Historically, forest predators and the forests’ cooler climate helped control the population of this forest pest.
However, increased deforestation across North America and Europe has led to increased forest edges which give these pests more access to tree trunks.
More worryingly, the woodland edges’ warmer climate speeds up the Black archer’s life cycle while slowing down that of the larvae which normally hatches on the forest floor.
8. Rufous-Capped Motmot
A study of the impact of edge effect on habitat suitability showed that the Rufous-Capped Motmot, scientifically referred to as bayiphtengus ruficapillus, has a tendency to avoid forest edges.

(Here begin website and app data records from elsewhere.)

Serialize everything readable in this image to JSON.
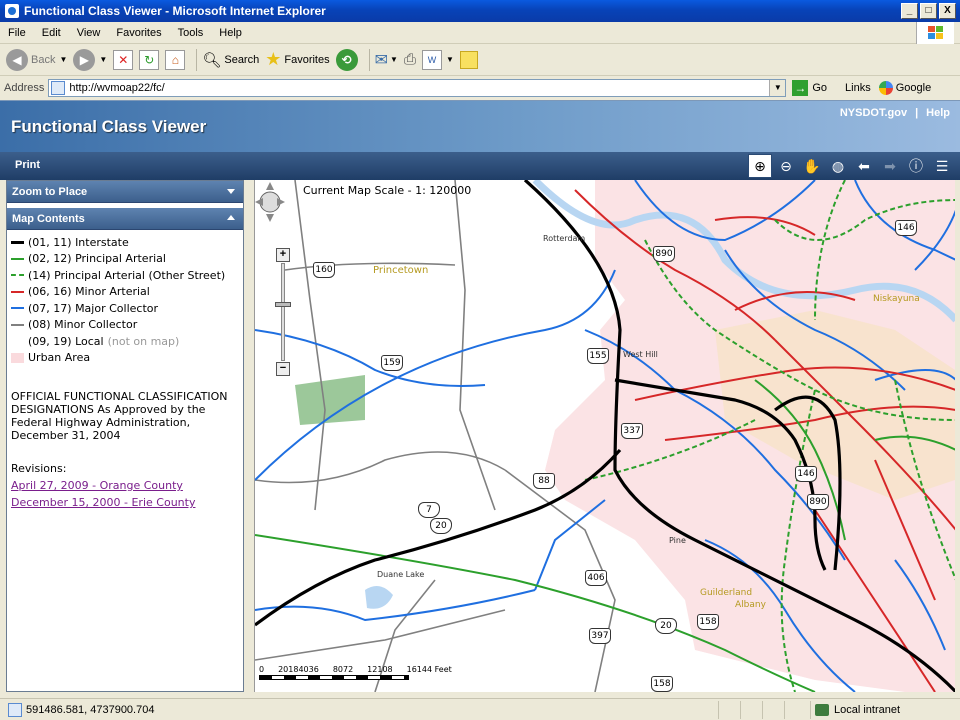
{
  "window": {
    "title": "Functional Class Viewer - Microsoft Internet Explorer",
    "minimize": "_",
    "maximize": "□",
    "close": "X"
  },
  "menu": [
    "File",
    "Edit",
    "View",
    "Favorites",
    "Tools",
    "Help"
  ],
  "toolbar": {
    "back_label": "Back",
    "search_label": "Search",
    "favorites_label": "Favorites"
  },
  "address": {
    "label": "Address",
    "url": "http://wvmoap22/fc/",
    "go_label": "Go",
    "links_label": "Links",
    "google_label": "Google"
  },
  "header": {
    "title": "Functional Class Viewer",
    "nysdot_link": "NYSDOT.gov",
    "separator": "|",
    "help_link": "Help",
    "print_label": "Print"
  },
  "panels": {
    "zoom_to_place": "Zoom to Place",
    "map_contents": "Map Contents"
  },
  "legend": [
    {
      "label": "(01, 11) Interstate",
      "color": "#000000",
      "style": "solid-thick",
      "note": ""
    },
    {
      "label": "(02, 12) Principal Arterial",
      "color": "#2ca02c",
      "style": "solid",
      "note": ""
    },
    {
      "label": "(14) Principal Arterial (Other Street)",
      "color": "#2ca02c",
      "style": "dashed",
      "note": ""
    },
    {
      "label": "(06, 16) Minor Arterial",
      "color": "#d62728",
      "style": "solid",
      "note": ""
    },
    {
      "label": "(07, 17) Major Collector",
      "color": "#1f6fe0",
      "style": "solid",
      "note": ""
    },
    {
      "label": "(08) Minor Collector",
      "color": "#808080",
      "style": "solid",
      "note": ""
    },
    {
      "label": "(09, 19) Local",
      "color": "",
      "style": "none",
      "note": "(not on map)"
    },
    {
      "label": "Urban Area",
      "color": "#fadadd",
      "style": "box",
      "note": ""
    }
  ],
  "official_text": "OFFICIAL FUNCTIONAL CLASSIFICATION DESIGNATIONS As Approved by the Federal Highway Administration, December 31, 2004",
  "revisions": {
    "label": "Revisions:",
    "items": [
      "April 27, 2009 - Orange County",
      "December 15, 2000 - Erie County"
    ]
  },
  "map": {
    "scale_text": "Current Map Scale - 1: 120000",
    "scalebar_labels": [
      "0",
      "20184036",
      "8072",
      "12108",
      "16144 Feet"
    ],
    "places": [
      "Princetown",
      "Duane Lake",
      "West Hill",
      "Niskayuna",
      "Guilderland",
      "Albany",
      "Rotterdam",
      "Pine"
    ],
    "shields": [
      "160",
      "159",
      "337",
      "88",
      "7",
      "20",
      "406",
      "397",
      "20",
      "158",
      "158",
      "146",
      "146",
      "890",
      "155",
      "890"
    ]
  },
  "status": {
    "coords": "591486.581, 4737900.704",
    "zone": "Local intranet"
  }
}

As such, increased deforestation, which in turn increased woodland edges, has led to a steady decline in this bird species population, especially in the Paraguayan and Argentinian Atlantic Forest.
This huge and colorful bird is accustomed to living in the dense forage of the Atlantic Forests.
It feeds on insect species found inside the forest and it customarily burrows in breeding nests in deep first-growth forest grounds.
Therefore, the Rufous-capped Motmot cannot thrive in the open spaces of forest edges due to limited food sources and open ground cover, causing a significant threat to its population on account of increased deforestation.
In sum, edge effects are alterations in characteristics of specific biodiversity experienced at the boundary of two distinct environments.
Edge effects disrupt continuity in these habitats, ultimately affecting the range of species available and altering the biodiversity.
These changes are caused by an increased flow of physical variables including sunlight, wind, noise, and predators.
Some notable examples of edge effects include the King Road/Kerncliff Forest in Burlington, increased edge avoidance by the Rufous-Capped Motmot in the Atlantic forest, and increased deforestation, thus edge damage, of the Amazon Rainforest.